Web page and app entries
--- START ---
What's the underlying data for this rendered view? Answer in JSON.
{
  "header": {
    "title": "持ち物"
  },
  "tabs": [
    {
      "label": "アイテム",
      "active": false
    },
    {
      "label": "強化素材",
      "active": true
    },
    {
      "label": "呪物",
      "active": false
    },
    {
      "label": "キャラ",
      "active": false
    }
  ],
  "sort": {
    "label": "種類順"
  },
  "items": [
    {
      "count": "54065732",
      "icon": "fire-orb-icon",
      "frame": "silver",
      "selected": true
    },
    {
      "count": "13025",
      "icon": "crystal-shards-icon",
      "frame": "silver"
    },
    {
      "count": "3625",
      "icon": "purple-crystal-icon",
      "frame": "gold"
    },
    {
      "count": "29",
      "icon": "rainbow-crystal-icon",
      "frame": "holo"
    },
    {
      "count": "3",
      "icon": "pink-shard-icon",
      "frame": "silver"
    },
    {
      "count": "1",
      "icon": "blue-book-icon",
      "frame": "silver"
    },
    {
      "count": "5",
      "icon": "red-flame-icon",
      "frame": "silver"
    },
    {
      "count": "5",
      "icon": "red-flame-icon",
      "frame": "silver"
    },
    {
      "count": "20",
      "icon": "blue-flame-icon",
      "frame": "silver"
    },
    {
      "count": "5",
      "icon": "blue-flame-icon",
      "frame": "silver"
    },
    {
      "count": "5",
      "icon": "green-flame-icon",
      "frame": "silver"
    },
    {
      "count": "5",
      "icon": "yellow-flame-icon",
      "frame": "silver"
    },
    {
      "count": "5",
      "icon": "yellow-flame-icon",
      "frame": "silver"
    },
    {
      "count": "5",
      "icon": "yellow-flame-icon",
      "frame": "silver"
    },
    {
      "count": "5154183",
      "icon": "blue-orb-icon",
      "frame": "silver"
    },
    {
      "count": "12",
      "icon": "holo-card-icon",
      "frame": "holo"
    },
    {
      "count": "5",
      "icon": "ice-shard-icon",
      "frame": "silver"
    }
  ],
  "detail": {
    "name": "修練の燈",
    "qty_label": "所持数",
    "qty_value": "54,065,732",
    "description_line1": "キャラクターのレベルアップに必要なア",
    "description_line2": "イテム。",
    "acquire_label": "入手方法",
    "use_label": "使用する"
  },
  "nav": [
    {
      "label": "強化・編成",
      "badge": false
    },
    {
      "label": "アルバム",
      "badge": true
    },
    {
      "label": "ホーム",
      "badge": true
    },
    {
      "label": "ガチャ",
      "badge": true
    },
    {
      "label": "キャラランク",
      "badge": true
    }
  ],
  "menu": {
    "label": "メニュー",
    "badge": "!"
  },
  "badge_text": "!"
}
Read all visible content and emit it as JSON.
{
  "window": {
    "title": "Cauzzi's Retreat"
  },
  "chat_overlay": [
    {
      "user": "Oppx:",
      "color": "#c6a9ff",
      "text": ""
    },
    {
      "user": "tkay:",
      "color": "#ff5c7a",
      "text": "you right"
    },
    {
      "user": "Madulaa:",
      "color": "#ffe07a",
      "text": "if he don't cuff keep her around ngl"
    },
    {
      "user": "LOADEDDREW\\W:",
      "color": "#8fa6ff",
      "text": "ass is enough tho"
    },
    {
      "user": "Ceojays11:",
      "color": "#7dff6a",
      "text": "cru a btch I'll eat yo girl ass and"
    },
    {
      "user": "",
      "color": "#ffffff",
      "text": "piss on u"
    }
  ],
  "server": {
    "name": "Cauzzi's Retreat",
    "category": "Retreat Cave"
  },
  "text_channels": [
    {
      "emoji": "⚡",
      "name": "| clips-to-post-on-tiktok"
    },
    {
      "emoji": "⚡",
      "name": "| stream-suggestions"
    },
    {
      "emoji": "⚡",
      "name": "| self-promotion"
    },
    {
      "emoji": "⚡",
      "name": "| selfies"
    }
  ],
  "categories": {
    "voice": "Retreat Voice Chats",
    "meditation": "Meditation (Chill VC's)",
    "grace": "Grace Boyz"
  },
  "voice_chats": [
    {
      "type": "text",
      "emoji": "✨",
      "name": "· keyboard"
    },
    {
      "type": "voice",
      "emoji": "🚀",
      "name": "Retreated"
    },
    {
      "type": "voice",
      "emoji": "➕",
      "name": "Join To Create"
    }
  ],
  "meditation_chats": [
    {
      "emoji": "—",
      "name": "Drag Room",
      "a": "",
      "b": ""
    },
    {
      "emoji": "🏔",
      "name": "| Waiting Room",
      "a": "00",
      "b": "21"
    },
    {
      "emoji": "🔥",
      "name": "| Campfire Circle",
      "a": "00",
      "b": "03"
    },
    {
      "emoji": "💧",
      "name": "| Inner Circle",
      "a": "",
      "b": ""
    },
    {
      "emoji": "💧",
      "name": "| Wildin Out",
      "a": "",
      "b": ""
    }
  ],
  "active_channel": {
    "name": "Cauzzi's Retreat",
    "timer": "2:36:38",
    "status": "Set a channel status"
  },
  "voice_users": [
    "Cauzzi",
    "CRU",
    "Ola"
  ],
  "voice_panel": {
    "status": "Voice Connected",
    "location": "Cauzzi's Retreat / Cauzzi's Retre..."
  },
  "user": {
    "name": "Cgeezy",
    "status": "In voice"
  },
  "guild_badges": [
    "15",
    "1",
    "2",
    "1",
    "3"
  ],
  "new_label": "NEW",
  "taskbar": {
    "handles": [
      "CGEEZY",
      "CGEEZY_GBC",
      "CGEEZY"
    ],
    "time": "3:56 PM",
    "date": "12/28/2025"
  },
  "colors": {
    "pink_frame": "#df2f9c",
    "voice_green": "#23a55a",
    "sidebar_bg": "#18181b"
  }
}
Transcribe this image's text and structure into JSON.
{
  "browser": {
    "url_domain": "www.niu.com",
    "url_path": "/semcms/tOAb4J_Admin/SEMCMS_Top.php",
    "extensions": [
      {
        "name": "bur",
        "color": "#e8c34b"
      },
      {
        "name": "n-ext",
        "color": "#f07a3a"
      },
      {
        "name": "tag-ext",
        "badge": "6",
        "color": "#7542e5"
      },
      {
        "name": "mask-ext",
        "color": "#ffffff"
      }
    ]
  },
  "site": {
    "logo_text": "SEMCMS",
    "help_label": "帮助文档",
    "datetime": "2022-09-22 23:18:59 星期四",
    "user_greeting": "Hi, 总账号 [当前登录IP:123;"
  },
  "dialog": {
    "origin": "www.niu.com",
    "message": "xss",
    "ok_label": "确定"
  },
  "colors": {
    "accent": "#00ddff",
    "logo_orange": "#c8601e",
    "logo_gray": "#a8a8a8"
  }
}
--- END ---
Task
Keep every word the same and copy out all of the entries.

Exercise solution
What's the underlying data for this rendered view? Answer in JSON.
{
  "header": {
    "title": "持ち物"
  },
  "tabs": [
    {
      "label": "アイテム",
      "active": false
    },
    {
      "label": "強化素材",
      "active": true
    },
    {
      "label": "呪物",
      "active": false
    },
    {
      "label": "キャラ",
      "active": false
    }
  ],
  "sort": {
    "label": "種類順"
  },
  "items": [
    {
      "count": "54065732",
      "icon": "fire-orb-icon",
      "frame": "silver",
      "selected": true
    },
    {
      "count": "13025",
      "icon": "crystal-shards-icon",
      "frame": "silver"
    },
    {
      "count": "3625",
      "icon": "purple-crystal-icon",
      "frame": "gold"
    },
    {
      "count": "29",
      "icon": "rainbow-crystal-icon",
      "frame": "holo"
    },
    {
      "count": "3",
      "icon": "pink-shard-icon",
      "frame": "silver"
    },
    {
      "count": "1",
      "icon": "blue-book-icon",
      "frame": "silver"
    },
    {
      "count": "5",
      "icon": "red-flame-icon",
      "frame": "silver"
    },
    {
      "count": "5",
      "icon": "red-flame-icon",
      "frame": "silver"
    },
    {
      "count": "20",
      "icon": "blue-flame-icon",
      "frame": "silver"
    },
    {
      "count": "5",
      "icon": "blue-flame-icon",
      "frame": "silver"
    },
    {
      "count": "5",
      "icon": "green-flame-icon",
      "frame": "silver"
    },
    {
      "count": "5",
      "icon": "yellow-flame-icon",
      "frame": "silver"
    },
    {
      "count": "5",
      "icon": "yellow-flame-icon",
      "frame": "silver"
    },
    {
      "count": "5",
      "icon": "yellow-flame-icon",
      "frame": "silver"
    },
    {
      "count": "5154183",
      "icon": "blue-orb-icon",
      "frame": "silver"
    },
    {
      "count": "12",
      "icon": "holo-card-icon",
      "frame": "holo"
    },
    {
      "count": "5",
      "icon": "ice-shard-icon",
      "frame": "silver"
    }
  ],
  "detail": {
    "name": "修練の燈",
    "qty_label": "所持数",
    "qty_value": "54,065,732",
    "description_line1": "キャラクターのレベルアップに必要なア",
    "description_line2": "イテム。",
    "acquire_label": "入手方法",
    "use_label": "使用する"
  },
  "nav": [
    {
      "label": "強化・編成",
      "badge": false
    },
    {
      "label": "アルバム",
      "badge": true
    },
    {
      "label": "ホーム",
      "badge": true
    },
    {
      "label": "ガチャ",
      "badge": true
    },
    {
      "label": "キャラランク",
      "badge": true
    }
  ],
  "menu": {
    "label": "メニュー",
    "badge": "!"
  },
  "badge_text": "!"
}
Read all visible content and emit it as JSON.
{
  "window": {
    "title": "Cauzzi's Retreat"
  },
  "chat_overlay": [
    {
      "user": "Oppx:",
      "color": "#c6a9ff",
      "text": ""
    },
    {
      "user": "tkay:",
      "color": "#ff5c7a",
      "text": "you right"
    },
    {
      "user": "Madulaa:",
      "color": "#ffe07a",
      "text": "if he don't cuff keep her around ngl"
    },
    {
      "user": "LOADEDDREW\\W:",
      "color": "#8fa6ff",
      "text": "ass is enough tho"
    },
    {
      "user": "Ceojays11:",
      "color": "#7dff6a",
      "text": "cru a btch I'll eat yo girl ass and"
    },
    {
      "user": "",
      "color": "#ffffff",
      "text": "piss on u"
    }
  ],
  "server": {
    "name": "Cauzzi's Retreat",
    "category": "Retreat Cave"
  },
  "text_channels": [
    {
      "emoji": "⚡",
      "name": "| clips-to-post-on-tiktok"
    },
    {
      "emoji": "⚡",
      "name": "| stream-suggestions"
    },
    {
      "emoji": "⚡",
      "name": "| self-promotion"
    },
    {
      "emoji": "⚡",
      "name": "| selfies"
    }
  ],
  "categories": {
    "voice": "Retreat Voice Chats",
    "meditation": "Meditation (Chill VC's)",
    "grace": "Grace Boyz"
  },
  "voice_chats": [
    {
      "type": "text",
      "emoji": "✨",
      "name": "· keyboard"
    },
    {
      "type": "voice",
      "emoji": "🚀",
      "name": "Retreated"
    },
    {
      "type": "voice",
      "emoji": "➕",
      "name": "Join To Create"
    }
  ],
  "meditation_chats": [
    {
      "emoji": "—",
      "name": "Drag Room",
      "a": "",
      "b": ""
    },
    {
      "emoji": "🏔",
      "name": "| Waiting Room",
      "a": "00",
      "b": "21"
    },
    {
      "emoji": "🔥",
      "name": "| Campfire Circle",
      "a": "00",
      "b": "03"
    },
    {
      "emoji": "💧",
      "name": "| Inner Circle",
      "a": "",
      "b": ""
    },
    {
      "emoji": "💧",
      "name": "| Wildin Out",
      "a": "",
      "b": ""
    }
  ],
  "active_channel": {
    "name": "Cauzzi's Retreat",
    "timer": "2:36:38",
    "status": "Set a channel status"
  },
  "voice_users": [
    "Cauzzi",
    "CRU",
    "Ola"
  ],
  "voice_panel": {
    "status": "Voice Connected",
    "location": "Cauzzi's Retreat / Cauzzi's Retre..."
  },
  "user": {
    "name": "Cgeezy",
    "status": "In voice"
  },
  "guild_badges": [
    "15",
    "1",
    "2",
    "1",
    "3"
  ],
  "new_label": "NEW",
  "taskbar": {
    "handles": [
      "CGEEZY",
      "CGEEZY_GBC",
      "CGEEZY"
    ],
    "time": "3:56 PM",
    "date": "12/28/2025"
  },
  "colors": {
    "pink_frame": "#df2f9c",
    "voice_green": "#23a55a",
    "sidebar_bg": "#18181b"
  }
}
Transcribe this image's text and structure into JSON.
{
  "browser": {
    "url_domain": "www.niu.com",
    "url_path": "/semcms/tOAb4J_Admin/SEMCMS_Top.php",
    "extensions": [
      {
        "name": "bur",
        "color": "#e8c34b"
      },
      {
        "name": "n-ext",
        "color": "#f07a3a"
      },
      {
        "name": "tag-ext",
        "badge": "6",
        "color": "#7542e5"
      },
      {
        "name": "mask-ext",
        "color": "#ffffff"
      }
    ]
  },
  "site": {
    "logo_text": "SEMCMS",
    "help_label": "帮助文档",
    "datetime": "2022-09-22 23:18:59 星期四",
    "user_greeting": "Hi, 总账号 [当前登录IP:123;"
  },
  "dialog": {
    "origin": "www.niu.com",
    "message": "xss",
    "ok_label": "确定"
  },
  "colors": {
    "accent": "#00ddff",
    "logo_orange": "#c8601e",
    "logo_gray": "#a8a8a8"
  }
}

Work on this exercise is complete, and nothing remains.